*WORK REQUIRED:* Lines that include the word "subtitle" should be copied from the listing that follows.

*DATA:*
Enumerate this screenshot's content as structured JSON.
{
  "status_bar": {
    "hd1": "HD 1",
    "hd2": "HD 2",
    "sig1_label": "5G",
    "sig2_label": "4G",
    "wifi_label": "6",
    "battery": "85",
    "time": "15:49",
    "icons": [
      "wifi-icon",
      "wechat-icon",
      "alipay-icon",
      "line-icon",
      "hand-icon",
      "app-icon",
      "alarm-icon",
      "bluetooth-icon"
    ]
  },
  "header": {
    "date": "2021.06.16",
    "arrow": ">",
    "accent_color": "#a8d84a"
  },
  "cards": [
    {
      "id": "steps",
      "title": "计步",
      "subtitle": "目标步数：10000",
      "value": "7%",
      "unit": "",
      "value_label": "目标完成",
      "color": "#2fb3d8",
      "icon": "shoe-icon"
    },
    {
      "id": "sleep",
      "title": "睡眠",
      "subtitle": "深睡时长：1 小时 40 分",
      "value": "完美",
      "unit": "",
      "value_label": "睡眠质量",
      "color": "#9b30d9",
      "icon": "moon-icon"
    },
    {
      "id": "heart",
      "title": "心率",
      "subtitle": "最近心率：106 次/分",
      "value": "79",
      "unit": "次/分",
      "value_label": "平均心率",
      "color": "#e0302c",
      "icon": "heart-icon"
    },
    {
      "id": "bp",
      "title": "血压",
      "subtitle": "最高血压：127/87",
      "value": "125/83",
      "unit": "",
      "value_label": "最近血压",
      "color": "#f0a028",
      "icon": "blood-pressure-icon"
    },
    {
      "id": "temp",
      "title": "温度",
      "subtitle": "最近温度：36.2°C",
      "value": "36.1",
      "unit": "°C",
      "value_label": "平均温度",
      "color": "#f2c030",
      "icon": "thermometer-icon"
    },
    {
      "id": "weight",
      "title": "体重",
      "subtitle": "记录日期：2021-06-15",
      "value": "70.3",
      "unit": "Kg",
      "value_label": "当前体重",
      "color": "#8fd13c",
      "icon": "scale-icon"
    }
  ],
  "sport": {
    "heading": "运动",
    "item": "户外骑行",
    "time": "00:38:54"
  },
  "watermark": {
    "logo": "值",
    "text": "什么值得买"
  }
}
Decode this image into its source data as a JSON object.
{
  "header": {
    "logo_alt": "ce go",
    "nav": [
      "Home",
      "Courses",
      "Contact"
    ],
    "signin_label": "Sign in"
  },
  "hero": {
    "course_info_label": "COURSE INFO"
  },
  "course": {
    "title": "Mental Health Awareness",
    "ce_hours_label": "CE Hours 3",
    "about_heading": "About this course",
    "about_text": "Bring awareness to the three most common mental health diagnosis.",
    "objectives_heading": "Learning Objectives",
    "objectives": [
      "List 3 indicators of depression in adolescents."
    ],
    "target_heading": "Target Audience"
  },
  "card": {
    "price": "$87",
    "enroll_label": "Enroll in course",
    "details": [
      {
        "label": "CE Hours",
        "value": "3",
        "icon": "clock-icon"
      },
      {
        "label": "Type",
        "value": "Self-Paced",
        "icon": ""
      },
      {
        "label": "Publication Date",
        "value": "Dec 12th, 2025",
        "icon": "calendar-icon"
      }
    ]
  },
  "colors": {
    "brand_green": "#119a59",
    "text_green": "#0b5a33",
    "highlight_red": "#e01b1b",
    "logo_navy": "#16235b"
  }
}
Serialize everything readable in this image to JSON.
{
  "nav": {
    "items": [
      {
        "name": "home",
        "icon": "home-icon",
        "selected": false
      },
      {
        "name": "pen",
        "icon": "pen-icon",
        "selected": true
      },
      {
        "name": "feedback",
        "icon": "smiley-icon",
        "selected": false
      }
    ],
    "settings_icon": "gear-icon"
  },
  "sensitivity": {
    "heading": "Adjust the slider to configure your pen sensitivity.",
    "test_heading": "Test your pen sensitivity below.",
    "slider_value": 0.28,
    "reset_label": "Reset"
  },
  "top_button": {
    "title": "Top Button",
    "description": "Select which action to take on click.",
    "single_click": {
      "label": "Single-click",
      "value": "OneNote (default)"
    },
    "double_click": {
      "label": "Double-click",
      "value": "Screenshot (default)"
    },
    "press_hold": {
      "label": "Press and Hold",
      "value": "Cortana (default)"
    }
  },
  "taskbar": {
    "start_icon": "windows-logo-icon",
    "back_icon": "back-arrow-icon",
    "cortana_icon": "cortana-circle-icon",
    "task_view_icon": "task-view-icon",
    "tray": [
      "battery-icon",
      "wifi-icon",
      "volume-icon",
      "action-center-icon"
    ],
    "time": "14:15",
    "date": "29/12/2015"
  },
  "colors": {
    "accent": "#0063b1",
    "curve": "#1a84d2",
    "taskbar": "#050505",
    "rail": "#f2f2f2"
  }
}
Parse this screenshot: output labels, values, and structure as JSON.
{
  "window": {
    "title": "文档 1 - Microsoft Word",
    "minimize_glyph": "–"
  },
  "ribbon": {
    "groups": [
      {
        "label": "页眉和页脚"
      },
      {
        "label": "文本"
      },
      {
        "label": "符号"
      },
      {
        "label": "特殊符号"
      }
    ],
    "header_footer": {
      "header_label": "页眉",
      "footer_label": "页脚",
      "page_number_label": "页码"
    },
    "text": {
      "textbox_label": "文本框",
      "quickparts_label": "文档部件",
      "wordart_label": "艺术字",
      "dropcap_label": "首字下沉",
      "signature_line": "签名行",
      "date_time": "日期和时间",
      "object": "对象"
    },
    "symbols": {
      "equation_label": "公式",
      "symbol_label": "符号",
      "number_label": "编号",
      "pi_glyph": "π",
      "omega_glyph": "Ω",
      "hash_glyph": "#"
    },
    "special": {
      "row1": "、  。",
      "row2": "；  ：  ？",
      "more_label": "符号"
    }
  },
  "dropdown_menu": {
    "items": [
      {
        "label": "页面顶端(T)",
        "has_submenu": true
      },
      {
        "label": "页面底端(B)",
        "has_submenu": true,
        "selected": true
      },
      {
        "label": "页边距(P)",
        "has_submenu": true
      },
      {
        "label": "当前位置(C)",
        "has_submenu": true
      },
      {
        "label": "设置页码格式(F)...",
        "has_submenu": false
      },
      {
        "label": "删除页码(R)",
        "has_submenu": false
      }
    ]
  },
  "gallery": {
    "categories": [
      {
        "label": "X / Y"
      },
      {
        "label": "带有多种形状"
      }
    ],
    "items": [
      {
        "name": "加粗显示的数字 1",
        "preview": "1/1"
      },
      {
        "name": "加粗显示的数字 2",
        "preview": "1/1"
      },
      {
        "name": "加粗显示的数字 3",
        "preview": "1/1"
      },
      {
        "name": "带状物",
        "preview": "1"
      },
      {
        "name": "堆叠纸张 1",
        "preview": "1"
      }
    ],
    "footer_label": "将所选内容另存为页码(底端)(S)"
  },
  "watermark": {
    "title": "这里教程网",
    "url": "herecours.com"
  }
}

*EXERCISE RESULT:*
      "subtitle": "目标步数：10000",
      "subtitle": "深睡时长：1 小时 40 分",
      "subtitle": "最近心率：106 次/分",
      "subtitle": "最高血压：127/87",
      "subtitle": "最近温度：36.2°C",
      "subtitle": "记录日期：2021-06-15",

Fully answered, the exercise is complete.